━━━━━ SOURCE INFORMATION
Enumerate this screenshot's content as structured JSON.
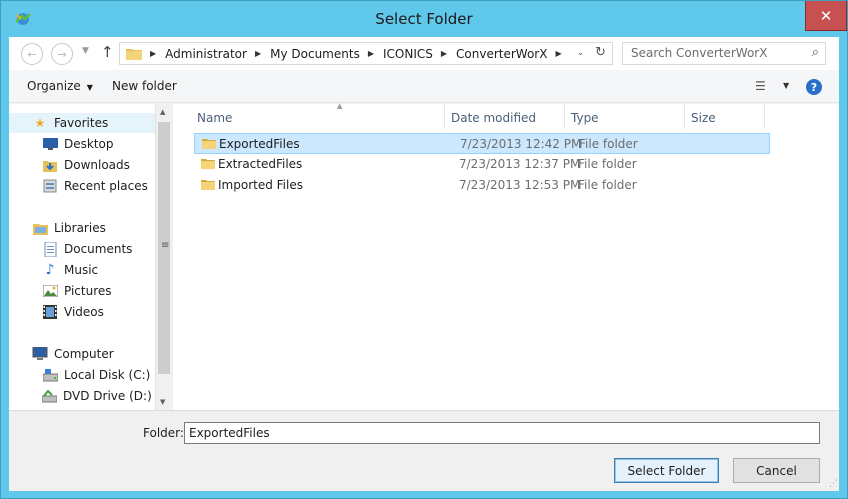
{
  "window": {
    "title": "Select Folder",
    "close_glyph": "✕",
    "accent": "#60c8ea"
  },
  "address": {
    "crumbs": [
      "Administrator",
      "My Documents",
      "ICONICS",
      "ConverterWorX"
    ],
    "search_placeholder": "Search ConverterWorX"
  },
  "toolbar": {
    "organize_label": "Organize",
    "new_folder_label": "New folder",
    "help_glyph": "?"
  },
  "nav": {
    "favorites": {
      "label": "Favorites",
      "icon": "star-icon"
    },
    "favorites_items": [
      {
        "label": "Desktop",
        "icon": "desktop-icon"
      },
      {
        "label": "Downloads",
        "icon": "downloads-icon"
      },
      {
        "label": "Recent places",
        "icon": "recent-places-icon"
      }
    ],
    "libraries": {
      "label": "Libraries",
      "icon": "library-icon"
    },
    "libraries_items": [
      {
        "label": "Documents",
        "icon": "documents-icon"
      },
      {
        "label": "Music",
        "icon": "music-icon"
      },
      {
        "label": "Pictures",
        "icon": "pictures-icon"
      },
      {
        "label": "Videos",
        "icon": "videos-icon"
      }
    ],
    "computer": {
      "label": "Computer",
      "icon": "computer-icon"
    },
    "computer_items": [
      {
        "label": "Local Disk (C:)",
        "icon": "disk-icon"
      },
      {
        "label": "DVD Drive (D:) HI",
        "icon": "dvd-icon"
      }
    ]
  },
  "columns": {
    "name": "Name",
    "date": "Date modified",
    "type": "Type",
    "size": "Size"
  },
  "files": [
    {
      "name": "ExportedFiles",
      "date": "7/23/2013 12:42 PM",
      "type": "File folder",
      "selected": true
    },
    {
      "name": "ExtractedFiles",
      "date": "7/23/2013 12:37 PM",
      "type": "File folder",
      "selected": false
    },
    {
      "name": "Imported Files",
      "date": "7/23/2013 12:53 PM",
      "type": "File folder",
      "selected": false
    }
  ],
  "bottom": {
    "folder_label": "Folder:",
    "folder_value": "ExportedFiles",
    "select_label": "Select Folder",
    "cancel_label": "Cancel"
  }
}
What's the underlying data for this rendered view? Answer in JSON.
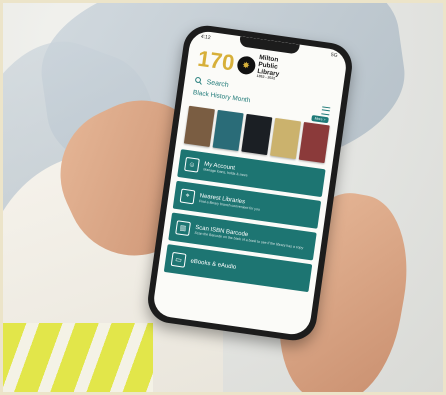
{
  "status": {
    "time": "4:12",
    "signal": "5G"
  },
  "logo": {
    "number": "170",
    "line1": "Milton",
    "line2": "Public",
    "line3": "Library",
    "years": "1852 - 2022"
  },
  "search": {
    "label": "Search"
  },
  "featured": {
    "title": "Black History Month",
    "more_label": "More >"
  },
  "books": [
    {
      "color": "#7a5d42"
    },
    {
      "color": "#2a6c78"
    },
    {
      "color": "#1b1f24"
    },
    {
      "color": "#cbb26d"
    },
    {
      "color": "#8b3a3a"
    }
  ],
  "tiles": [
    {
      "icon": "person-card-icon",
      "title": "My Account",
      "subtitle": "Manage loans, holds & more"
    },
    {
      "icon": "map-pin-icon",
      "title": "Nearest Libraries",
      "subtitle": "Find a library branch convenient for you"
    },
    {
      "icon": "barcode-icon",
      "title": "Scan ISBN Barcode",
      "subtitle": "Scan the Barcode on the back of a book to see if the library has a copy"
    },
    {
      "icon": "ebook-icon",
      "title": "eBooks & eAudio",
      "subtitle": ""
    }
  ]
}
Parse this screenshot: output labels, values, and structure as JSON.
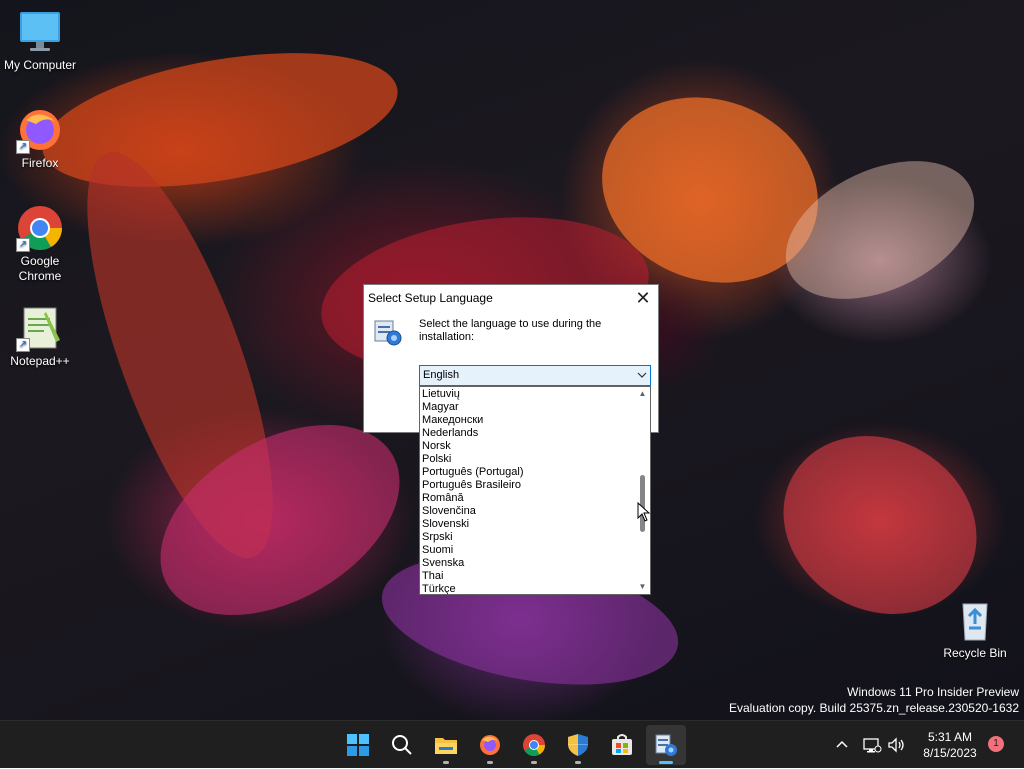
{
  "desktop": {
    "icons": [
      {
        "label": "My Computer",
        "icon": "monitor-icon"
      },
      {
        "label": "Firefox",
        "icon": "firefox-icon"
      },
      {
        "label": "Google Chrome",
        "icon": "chrome-icon"
      },
      {
        "label": "Notepad++",
        "icon": "notepadpp-icon"
      },
      {
        "label": "Recycle Bin",
        "icon": "recycle-bin-icon"
      }
    ],
    "watermark": {
      "line1": "Windows 11 Pro Insider Preview",
      "line2": "Evaluation copy. Build 25375.zn_release.230520-1632"
    }
  },
  "dialog": {
    "title": "Select Setup Language",
    "close_label": "✕",
    "prompt": "Select the language to use during the installation:",
    "selected_language": "English",
    "options": [
      "Lietuvių",
      "Magyar",
      "Македонски",
      "Nederlands",
      "Norsk",
      "Polski",
      "Português (Portugal)",
      "Português Brasileiro",
      "Română",
      "Slovenčina",
      "Slovenski",
      "Srpski",
      "Suomi",
      "Svenska",
      "Thai",
      "Türkçe"
    ]
  },
  "taskbar": {
    "apps": [
      "start-icon",
      "search-icon",
      "file-explorer-icon",
      "firefox-icon",
      "chrome-icon",
      "security-icon",
      "store-icon",
      "setup-icon"
    ],
    "active_app": "setup-icon",
    "clock": {
      "time": "5:31 AM",
      "date": "8/15/2023"
    },
    "notification_count": "1"
  },
  "colors": {
    "accent": "#0078d7",
    "taskbar": "#1f1f1f",
    "combo_bg": "#e5f1fb"
  }
}
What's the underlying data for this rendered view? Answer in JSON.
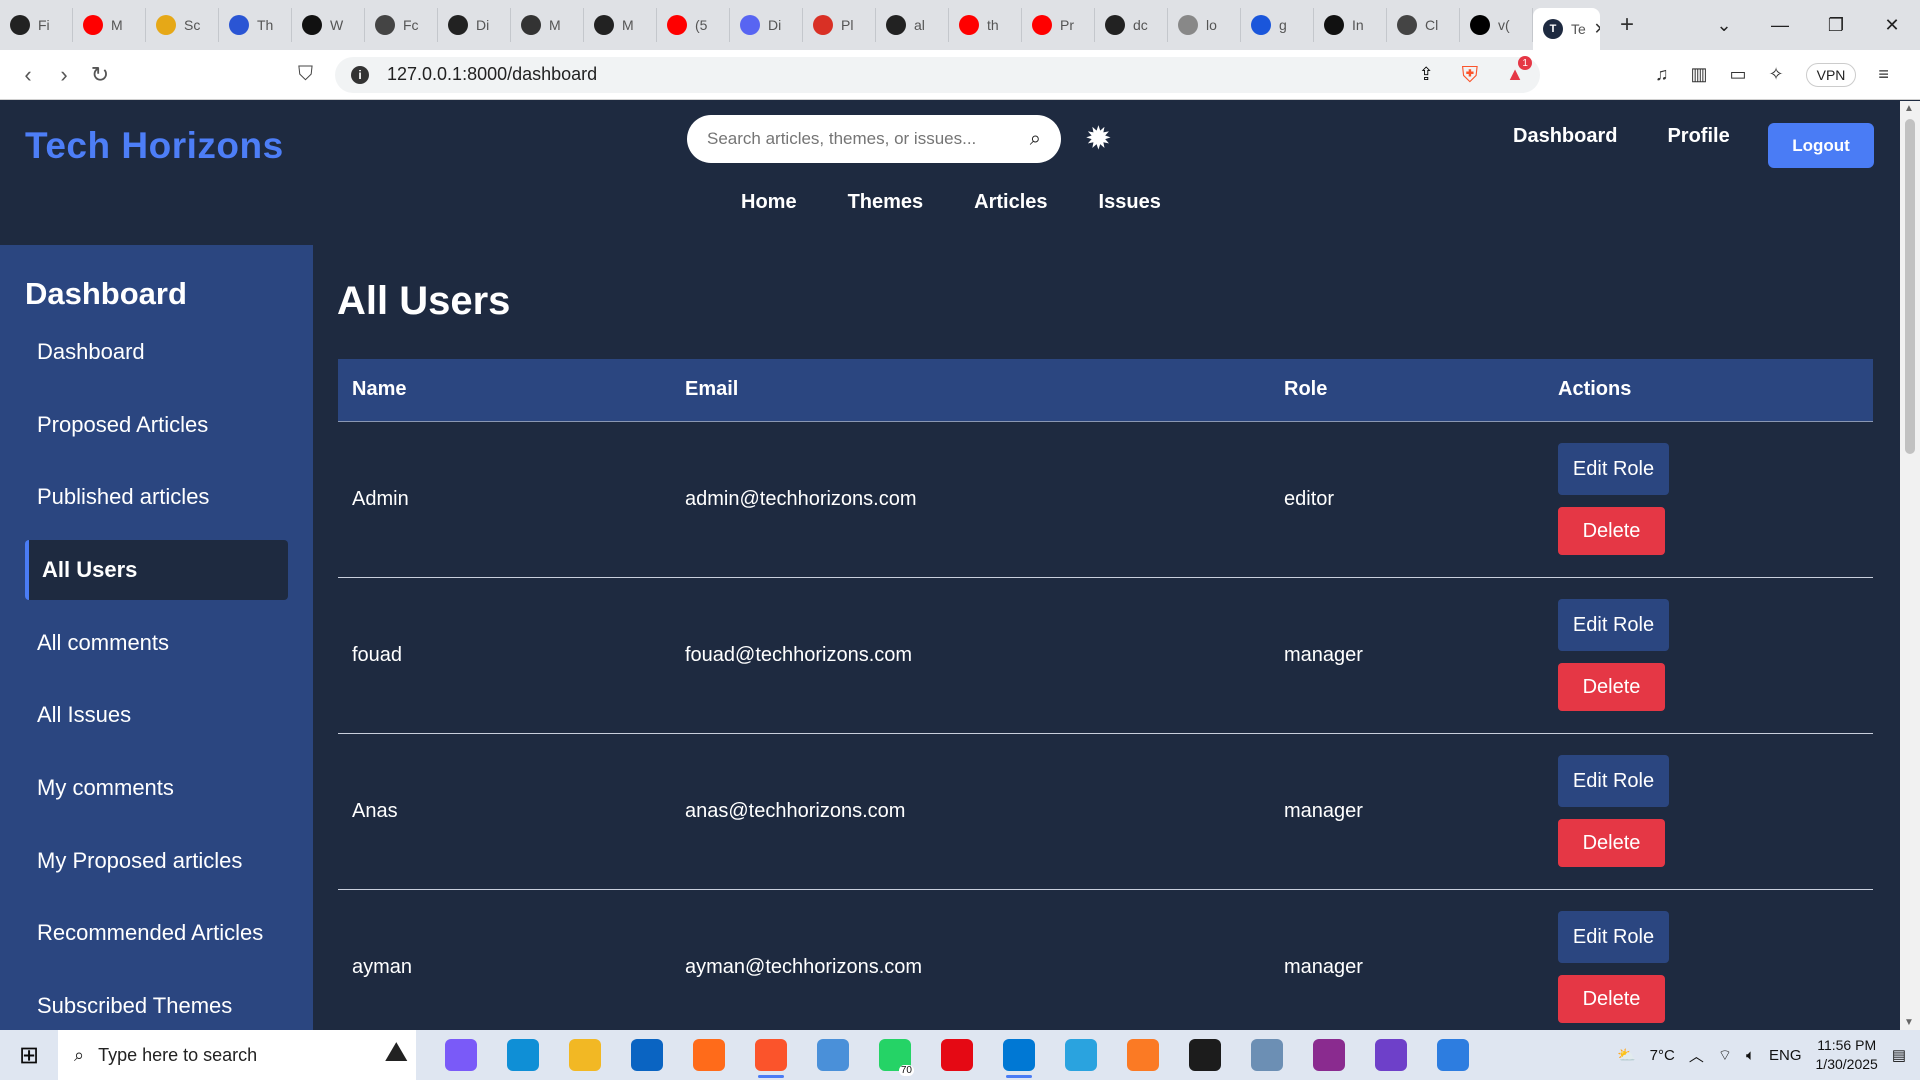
{
  "browser": {
    "tabs": [
      {
        "icon": "github-icon",
        "label": "Fi",
        "color": "#222222"
      },
      {
        "icon": "youtube-icon",
        "label": "M",
        "color": "#ff0000"
      },
      {
        "icon": "app-icon",
        "label": "Sc",
        "color": "#e6a817"
      },
      {
        "icon": "power-icon",
        "label": "Th",
        "color": "#2a55d4"
      },
      {
        "icon": "medium-icon",
        "label": "W",
        "color": "#111111"
      },
      {
        "icon": "openai-icon",
        "label": "Fc",
        "color": "#444444"
      },
      {
        "icon": "github-icon",
        "label": "Di",
        "color": "#222222"
      },
      {
        "icon": "app-icon",
        "label": "M",
        "color": "#333333"
      },
      {
        "icon": "github-icon",
        "label": "M",
        "color": "#222222"
      },
      {
        "icon": "youtube-icon",
        "label": "(5",
        "color": "#ff0000"
      },
      {
        "icon": "app-icon",
        "label": "Di",
        "color": "#5865f2"
      },
      {
        "icon": "app-icon",
        "label": "Pl",
        "color": "#d93025"
      },
      {
        "icon": "github-icon",
        "label": "al",
        "color": "#222222"
      },
      {
        "icon": "youtube-icon",
        "label": "th",
        "color": "#ff0000"
      },
      {
        "icon": "youtube-icon",
        "label": "Pr",
        "color": "#ff0000"
      },
      {
        "icon": "github-icon",
        "label": "dc",
        "color": "#222222"
      },
      {
        "icon": "app-icon",
        "label": "lo",
        "color": "#888888"
      },
      {
        "icon": "app-icon",
        "label": "g",
        "color": "#1a56db"
      },
      {
        "icon": "openai-icon",
        "label": "In",
        "color": "#111111"
      },
      {
        "icon": "openai-icon",
        "label": "Cl",
        "color": "#444444"
      },
      {
        "icon": "app-icon",
        "label": "v(",
        "color": "#000000"
      }
    ],
    "active_tab": {
      "label": "Te",
      "close": "✕"
    },
    "new_tab": "+",
    "window_controls": {
      "dropdown": "⌄",
      "minimize": "—",
      "restore": "❐",
      "close": "✕"
    },
    "address": "127.0.0.1:8000/dashboard",
    "vpn": "VPN",
    "brave_badge": "1"
  },
  "site": {
    "brand": "Tech Horizons",
    "search_placeholder": "Search articles, themes, or issues...",
    "top_links": [
      "Dashboard",
      "Profile"
    ],
    "logout": "Logout",
    "main_nav": [
      "Home",
      "Themes",
      "Articles",
      "Issues"
    ]
  },
  "sidebar": {
    "title": "Dashboard",
    "items": [
      {
        "label": "Dashboard",
        "active": false
      },
      {
        "label": "Proposed Articles",
        "active": false
      },
      {
        "label": "Published articles",
        "active": false
      },
      {
        "label": "All Users",
        "active": true
      },
      {
        "label": "All comments",
        "active": false
      },
      {
        "label": "All Issues",
        "active": false
      },
      {
        "label": "My comments",
        "active": false
      },
      {
        "label": "My Proposed articles",
        "active": false
      },
      {
        "label": "Recommended Articles",
        "active": false
      },
      {
        "label": "Subscribed Themes",
        "active": false
      }
    ]
  },
  "main": {
    "title": "All Users",
    "columns": [
      "Name",
      "Email",
      "Role",
      "Actions"
    ],
    "rows": [
      {
        "name": "Admin",
        "email": "admin@techhorizons.com",
        "role": "editor"
      },
      {
        "name": "fouad",
        "email": "fouad@techhorizons.com",
        "role": "manager"
      },
      {
        "name": "Anas",
        "email": "anas@techhorizons.com",
        "role": "manager"
      },
      {
        "name": "ayman",
        "email": "ayman@techhorizons.com",
        "role": "manager"
      }
    ],
    "edit_label": "Edit Role",
    "delete_label": "Delete"
  },
  "taskbar": {
    "search_placeholder": "Type here to search",
    "apps": [
      {
        "name": "copilot-icon",
        "color": "#7a5af8"
      },
      {
        "name": "edge-icon",
        "color": "#0f8fd6"
      },
      {
        "name": "file-explorer-icon",
        "color": "#f2b824"
      },
      {
        "name": "outlook-icon",
        "color": "#0a64c2"
      },
      {
        "name": "firefox-icon",
        "color": "#ff6b1a"
      },
      {
        "name": "brave-icon",
        "color": "#fb542b",
        "running": true
      },
      {
        "name": "qbittorrent-icon",
        "color": "#4a90d9"
      },
      {
        "name": "whatsapp-icon",
        "color": "#25d366",
        "badge": "70"
      },
      {
        "name": "netflix-icon",
        "color": "#e50914"
      },
      {
        "name": "vscode-icon",
        "color": "#0078d4",
        "running": true
      },
      {
        "name": "telegram-icon",
        "color": "#2aa3df"
      },
      {
        "name": "xampp-icon",
        "color": "#fb7a24"
      },
      {
        "name": "terminal-icon",
        "color": "#1c1c1c"
      },
      {
        "name": "image-viewer-icon",
        "color": "#6c8fb4"
      },
      {
        "name": "winrar-icon",
        "color": "#8a2b8f"
      },
      {
        "name": "github-desktop-icon",
        "color": "#6e40c9"
      },
      {
        "name": "photos-icon",
        "color": "#2d7de0"
      }
    ],
    "weather": "7°C",
    "language": "ENG",
    "time": "11:56 PM",
    "date": "1/30/2025"
  }
}
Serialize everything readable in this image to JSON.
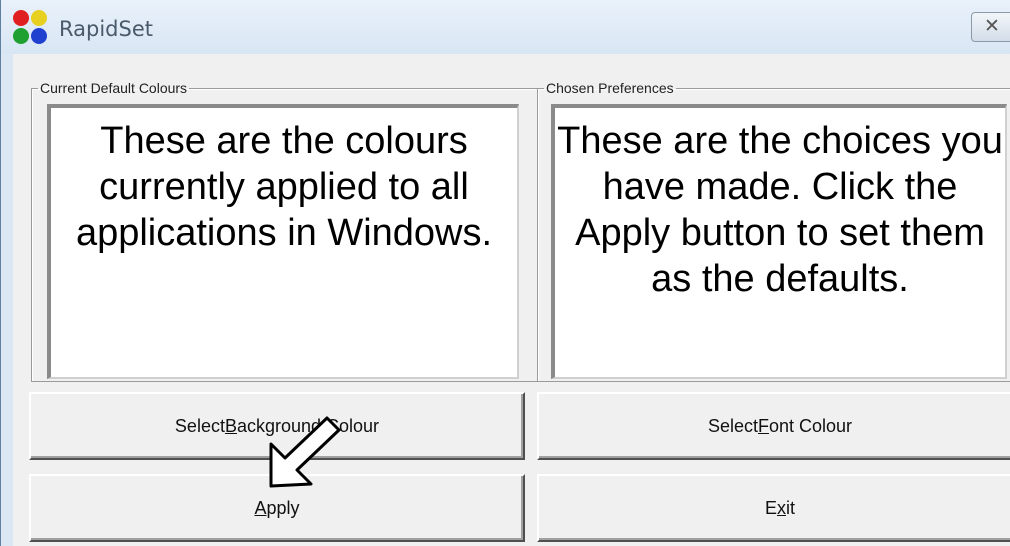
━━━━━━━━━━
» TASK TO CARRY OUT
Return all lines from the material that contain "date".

» TASK OUTPUT
    "date": "Date modified",
      "date": "7/23/2013 12:42 PM",
      "date": "7/23/2013 12:37 PM",
      "date": "7/23/2013 12:53 PM",
      "date": "8/15/2023"
    "date": "1/30/2025"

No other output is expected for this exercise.